-- Listed entries follows --

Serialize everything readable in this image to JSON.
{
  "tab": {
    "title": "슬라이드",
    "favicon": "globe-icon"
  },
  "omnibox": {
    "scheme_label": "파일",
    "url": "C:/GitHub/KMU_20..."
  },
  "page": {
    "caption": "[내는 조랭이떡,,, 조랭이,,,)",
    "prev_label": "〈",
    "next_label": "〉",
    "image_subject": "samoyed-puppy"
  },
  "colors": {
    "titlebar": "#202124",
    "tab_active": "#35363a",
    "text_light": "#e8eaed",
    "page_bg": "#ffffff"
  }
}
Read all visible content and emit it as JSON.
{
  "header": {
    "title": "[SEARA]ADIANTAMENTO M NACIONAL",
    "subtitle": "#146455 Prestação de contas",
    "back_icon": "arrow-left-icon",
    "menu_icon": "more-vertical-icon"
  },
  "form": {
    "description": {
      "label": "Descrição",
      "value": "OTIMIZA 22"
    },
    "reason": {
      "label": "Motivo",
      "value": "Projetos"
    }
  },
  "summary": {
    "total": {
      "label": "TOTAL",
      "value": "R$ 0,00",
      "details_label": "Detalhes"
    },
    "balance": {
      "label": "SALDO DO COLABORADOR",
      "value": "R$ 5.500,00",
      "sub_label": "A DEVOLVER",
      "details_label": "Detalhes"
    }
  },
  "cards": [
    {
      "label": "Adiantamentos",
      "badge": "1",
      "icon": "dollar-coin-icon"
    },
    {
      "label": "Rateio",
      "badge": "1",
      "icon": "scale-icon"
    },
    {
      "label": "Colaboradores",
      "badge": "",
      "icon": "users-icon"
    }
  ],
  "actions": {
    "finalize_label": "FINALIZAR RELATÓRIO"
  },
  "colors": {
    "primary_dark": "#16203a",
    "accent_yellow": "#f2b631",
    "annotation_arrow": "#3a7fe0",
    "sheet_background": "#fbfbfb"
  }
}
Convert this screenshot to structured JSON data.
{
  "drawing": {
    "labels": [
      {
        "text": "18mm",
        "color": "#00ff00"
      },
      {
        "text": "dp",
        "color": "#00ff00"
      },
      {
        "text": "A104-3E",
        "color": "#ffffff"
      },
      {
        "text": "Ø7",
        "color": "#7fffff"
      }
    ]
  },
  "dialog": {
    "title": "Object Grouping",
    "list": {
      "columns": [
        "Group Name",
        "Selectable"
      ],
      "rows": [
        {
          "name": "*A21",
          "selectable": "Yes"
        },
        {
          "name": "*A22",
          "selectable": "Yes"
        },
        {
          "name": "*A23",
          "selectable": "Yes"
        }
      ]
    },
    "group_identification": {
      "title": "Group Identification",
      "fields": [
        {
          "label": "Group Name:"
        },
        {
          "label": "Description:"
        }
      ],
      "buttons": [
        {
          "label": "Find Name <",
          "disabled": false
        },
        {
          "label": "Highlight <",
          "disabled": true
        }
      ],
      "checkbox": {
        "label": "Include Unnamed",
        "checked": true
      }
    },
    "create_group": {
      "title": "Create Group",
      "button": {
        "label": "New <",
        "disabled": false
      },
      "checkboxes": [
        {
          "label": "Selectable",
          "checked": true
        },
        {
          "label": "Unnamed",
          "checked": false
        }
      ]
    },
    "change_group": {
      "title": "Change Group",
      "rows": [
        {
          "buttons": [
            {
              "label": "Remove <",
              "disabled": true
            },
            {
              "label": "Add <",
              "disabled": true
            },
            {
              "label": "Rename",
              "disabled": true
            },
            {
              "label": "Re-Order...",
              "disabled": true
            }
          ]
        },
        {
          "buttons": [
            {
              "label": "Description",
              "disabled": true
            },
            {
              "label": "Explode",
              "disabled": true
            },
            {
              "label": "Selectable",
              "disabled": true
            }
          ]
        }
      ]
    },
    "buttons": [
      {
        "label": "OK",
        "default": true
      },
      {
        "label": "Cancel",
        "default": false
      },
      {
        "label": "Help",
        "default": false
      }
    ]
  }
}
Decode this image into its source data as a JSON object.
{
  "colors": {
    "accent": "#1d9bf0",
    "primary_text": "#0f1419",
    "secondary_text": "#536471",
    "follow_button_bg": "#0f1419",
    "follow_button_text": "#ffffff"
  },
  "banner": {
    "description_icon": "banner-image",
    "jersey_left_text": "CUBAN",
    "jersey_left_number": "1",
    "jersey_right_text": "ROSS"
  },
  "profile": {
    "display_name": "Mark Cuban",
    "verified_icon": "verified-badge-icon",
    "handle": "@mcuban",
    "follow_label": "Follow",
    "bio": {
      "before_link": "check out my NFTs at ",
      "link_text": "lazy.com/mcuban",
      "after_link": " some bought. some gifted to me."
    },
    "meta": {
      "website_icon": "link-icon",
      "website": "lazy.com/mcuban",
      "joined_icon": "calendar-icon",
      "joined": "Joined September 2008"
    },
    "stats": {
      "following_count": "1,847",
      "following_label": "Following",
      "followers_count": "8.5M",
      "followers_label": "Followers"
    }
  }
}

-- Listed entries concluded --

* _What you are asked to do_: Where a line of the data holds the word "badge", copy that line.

* _Your solution_:
      "badge": "1",
      "badge": "1",
      "badge": "",
    "verified_icon": "verified-badge-icon",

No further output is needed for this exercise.